LDAP Authentication with MariaDB PAM Plugin

This is getting more and more common, so I wanted to provide the steps required to get LDAP authentication working with MariaDB PAM plugin.

Unless you’re already familiar with setting up the MariaDB PAM plugin, I’d first recommend getting this to work with a standard Linux user (steps 1-4), then once all is working fine, progress to the LDAP users (steps 5-10). (And if you do not want to test this for the Linux user account, then you may skip steps #2 and #3.)

  1. Enable plugin by running the following from the command line client:
    INSTALL SONAME 'auth_pam';

    You should see an entry like this afterward in SHOW PLUGINS:

    | pam | ACTIVE | AUTHENTICATION | auth_pam.so | GPL |
  2. Create the mysql user account (note it does not have a password, as it will obtain this from your Linux user, and eventually the LDAP account) and provide it with the GRANTS you want it to have:
    CREATE USER 'chris'@'localhost' IDENTIFIED VIA pam USING 'mariadb';
    GRANT ALL ON db1.* TO 'chris'@'localhost';

    Note “mariadb” is the PAM service name I’ve specified. It is good to specify this so you don’t overwrite the existing default policy (in case it is being used).
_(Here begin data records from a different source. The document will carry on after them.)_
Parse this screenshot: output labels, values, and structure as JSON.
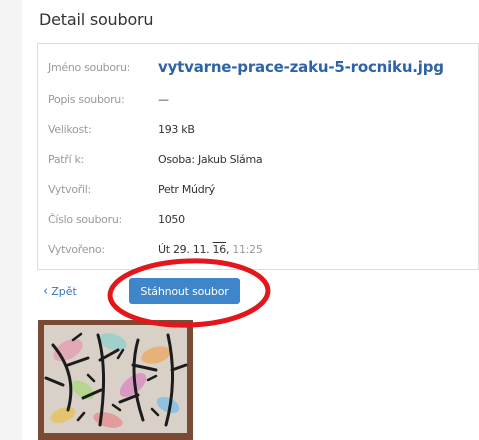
{
  "detail": {
    "title": "Detail souboru",
    "rows": [
      {
        "label": "Jméno souboru:",
        "value": "vytvarne-prace-zaku-5-rocniku.jpg"
      },
      {
        "label": "Popis souboru:",
        "value": "—"
      },
      {
        "label": "Velikost:",
        "value": "193 kB"
      },
      {
        "label": "Patří k:",
        "value": "Osoba: Jakub Sláma"
      },
      {
        "label": "Vytvořil:",
        "value": "Petr Múdrý"
      },
      {
        "label": "Číslo souboru:",
        "value": "1050"
      },
      {
        "label": "Vytvořeno:",
        "value_prefix": "Út 29. 11. ",
        "value_year": "16",
        "value_sep": ", ",
        "value_time": "11:25"
      }
    ]
  },
  "actions": {
    "back_label": "Zpět",
    "back_icon": "chevron-left-icon",
    "download_label": "Stáhnout soubor"
  },
  "annotation": {
    "color": "#e3161c"
  }
}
  3. Create PAM policy in “/etc/pam.d/mariadb” (ensure readable and ensure the file name, “mariadb”, matches the PAM service name you specified for your user in the above step):
    auth required pam_unix.so
    account required pam_unix.so
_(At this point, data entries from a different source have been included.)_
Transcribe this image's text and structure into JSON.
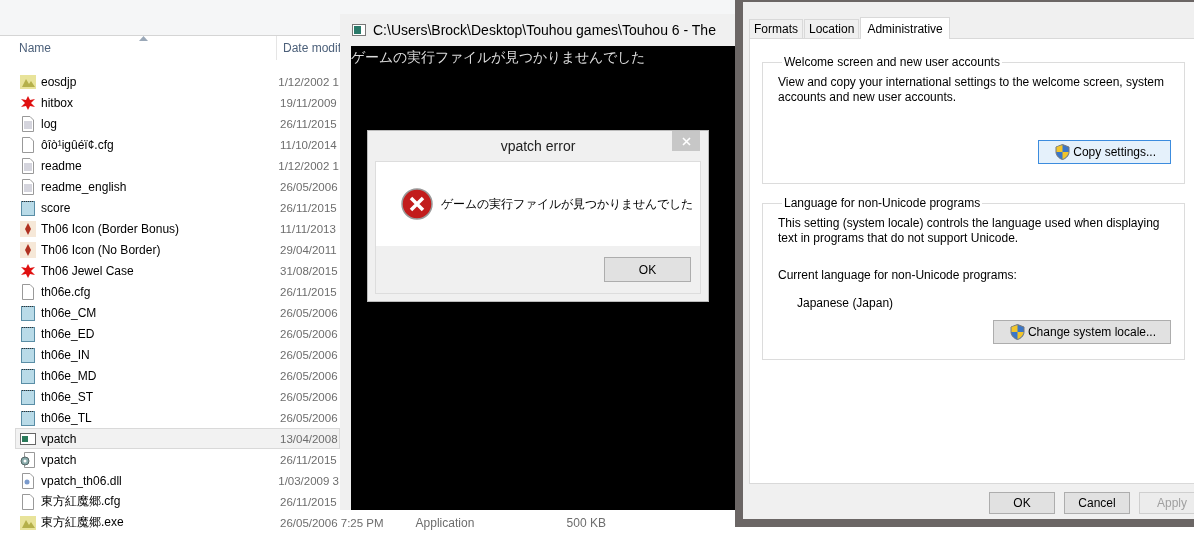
{
  "explorer": {
    "columns": [
      "Name",
      "Date modif"
    ],
    "rows": [
      {
        "name": "eosdjp",
        "date": "1/12/2002 1",
        "kind": "image",
        "selected": false
      },
      {
        "name": "hitbox",
        "date": "19/11/2009",
        "kind": "splat",
        "selected": false
      },
      {
        "name": "log",
        "date": "26/11/2015",
        "kind": "text",
        "selected": false
      },
      {
        "name": "ôîò¹igûéï¢.cfg",
        "date": "11/10/2014",
        "kind": "blank",
        "selected": false
      },
      {
        "name": "readme",
        "date": "1/12/2002 1",
        "kind": "text",
        "selected": false
      },
      {
        "name": "readme_english",
        "date": "26/05/2006",
        "kind": "text",
        "selected": false
      },
      {
        "name": "score",
        "date": "26/11/2015",
        "kind": "notepad",
        "selected": false
      },
      {
        "name": "Th06 Icon (Border Bonus)",
        "date": "11/11/2013",
        "kind": "icon",
        "selected": false
      },
      {
        "name": "Th06 Icon (No Border)",
        "date": "29/04/2011",
        "kind": "icon",
        "selected": false
      },
      {
        "name": "Th06 Jewel Case",
        "date": "31/08/2015",
        "kind": "splat",
        "selected": false
      },
      {
        "name": "th06e.cfg",
        "date": "26/11/2015",
        "kind": "blank",
        "selected": false
      },
      {
        "name": "th06e_CM",
        "date": "26/05/2006",
        "kind": "notepad",
        "selected": false
      },
      {
        "name": "th06e_ED",
        "date": "26/05/2006",
        "kind": "notepad",
        "selected": false
      },
      {
        "name": "th06e_IN",
        "date": "26/05/2006",
        "kind": "notepad",
        "selected": false
      },
      {
        "name": "th06e_MD",
        "date": "26/05/2006",
        "kind": "notepad",
        "selected": false
      },
      {
        "name": "th06e_ST",
        "date": "26/05/2006",
        "kind": "notepad",
        "selected": false
      },
      {
        "name": "th06e_TL",
        "date": "26/05/2006",
        "kind": "notepad",
        "selected": false
      },
      {
        "name": "vpatch",
        "date": "13/04/2008",
        "kind": "program",
        "selected": true
      },
      {
        "name": "vpatch",
        "date": "26/11/2015",
        "kind": "settings",
        "selected": false
      },
      {
        "name": "vpatch_th06.dll",
        "date": "1/03/2009 3",
        "kind": "dll",
        "selected": false
      },
      {
        "name": "東方紅魔郷.cfg",
        "date": "26/11/2015",
        "kind": "blank",
        "selected": false
      },
      {
        "name": "東方紅魔郷.exe",
        "date": "26/05/2006 7:25 PM",
        "type": "Application",
        "size": "500 KB",
        "kind": "image",
        "selected": false
      }
    ]
  },
  "console": {
    "title": "C:\\Users\\Brock\\Desktop\\Touhou games\\Touhou 6 - The",
    "output": "ゲームの実行ファイルが見つかりませんでした"
  },
  "error_dialog": {
    "title": "vpatch error",
    "message": "ゲームの実行ファイルが見つかりませんでした",
    "buttons": [
      "OK"
    ]
  },
  "region_dialog": {
    "tabs": [
      {
        "label": "Formats",
        "selected": false
      },
      {
        "label": "Location",
        "selected": false
      },
      {
        "label": "Administrative",
        "selected": true
      }
    ],
    "groups": [
      {
        "title": "Welcome screen and new user accounts",
        "lines": [
          {
            "kind": "text",
            "text": "View and copy your international settings to the welcome screen, system accounts and new user accounts."
          }
        ],
        "button": {
          "label": "Copy settings...",
          "focused": true
        }
      },
      {
        "title": "Language for non-Unicode programs",
        "lines": [
          {
            "kind": "text",
            "text": "This setting (system locale) controls the language used when displaying text in programs that do not support Unicode."
          },
          {
            "kind": "label",
            "text": "Current language for non-Unicode programs:"
          },
          {
            "kind": "value",
            "text": "Japanese (Japan)"
          }
        ],
        "button": {
          "label": "Change system locale...",
          "focused": false
        }
      }
    ],
    "buttons": [
      {
        "label": "OK",
        "disabled": false
      },
      {
        "label": "Cancel",
        "disabled": false
      },
      {
        "label": "Apply",
        "disabled": true
      }
    ]
  }
}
    (Restart MariaDB instance afterward.)

    Then, you should be able to connect via the command line with (assuming you have a Linux user ‘chris’):

    mysql -u chris -p

    This should allow you to login. Now you can move on to integrating LDAP.

  4. Verify the LDAP user exists with:
    shell> id chris

    It should return uid, gid, groups, etc.

  5. If using the MySQL client, you’ll need to enable the clear text plugin:

    If you need to do this, it is recommended you begin using SSL connections, if not already.

    Also, you’ll need to reboot after this change, but wait until after step #6.

  6. We need to edit the PAM policy in “/etc/pam.d/mariadb” to:
    auth required pam_ldap.so
    account required pam_ldap.so

    (We’re basically just replacing “pam_unix.so” with “pam_ldap.so”.)

    Now, restart MariaDB.

  7. Next, you need to ensure that you have libpam-ldap/openldap installed (so you have “pam_ldap.so”, that is the key). You can install this on RedHat/CentOS with the following:
    # yum install openldap openldap-clients
  8. After that, you’ll need to configure /etc/ldap.conf. Here is a sample configuration:
    debug 10 # set debug level only during the initial configuration
    base dc=corp,dc=company_name,dc=com
    binddn cn=service_account,OU=Service Accounts,OU=US Security,DC=corp,DC=company_name,DC=com
    bindpw <password>
    timelimit 120
    idle_timelimit 3600
    uri ldaps://<LDAP URL>:<LDAP PORT>

    And if using Active Directory, you should also add these lines:

    pam_login_attribute samaccountname
    pam_member_attribute member
    nss_map_objectclass posixAccount user
    nss_map_objectclass shadowAccount user
    nss_map_attribute uid sAMAccountName
    nss_map_attribute homeDirectory unixHomeDirectory
    nss_map_attribute shadowLastChange pwdLastSet
    nss_map_objectclass posixGroup group
    nss_map_attribute uniqueMember member
    pam_login_attribute sAMAccountName
    pam_filter objectclass=User
    pam_password ad

    Note I obtained the sample ldap.conf from this Alexander Rubin post.

  9. After that, make sure you can connect to ldap and that you can search ldap with ldapsearch, which you can verify with:
    shell> telnet <ldap server> <ldap password> (this should report "connected")
    shell> ldapsearch –w <password for bind user> -x –D 'cn=USER,OU=People...' "(&(ObjectClass=user)(cn=USERNAME))"
  10. After this, things should be all set up, as the plugin is installed properly, the user has been created in MariaDB, we’ve installed pam_ldap.so, we’ve updated /etc/pam.d/mariadb to use the pam_ldap.so instead of the pam_unix.so, and created the appropriate ldap.conf. Thus you should be able to login with the following (this time assuming “chris” is an LDAP user account):
    mysql -u chris -p
  11. If you want to know more about user mapping, you should read this post by Geoff Montee as well as this post by Alexander Rubin.

    I hope this helps.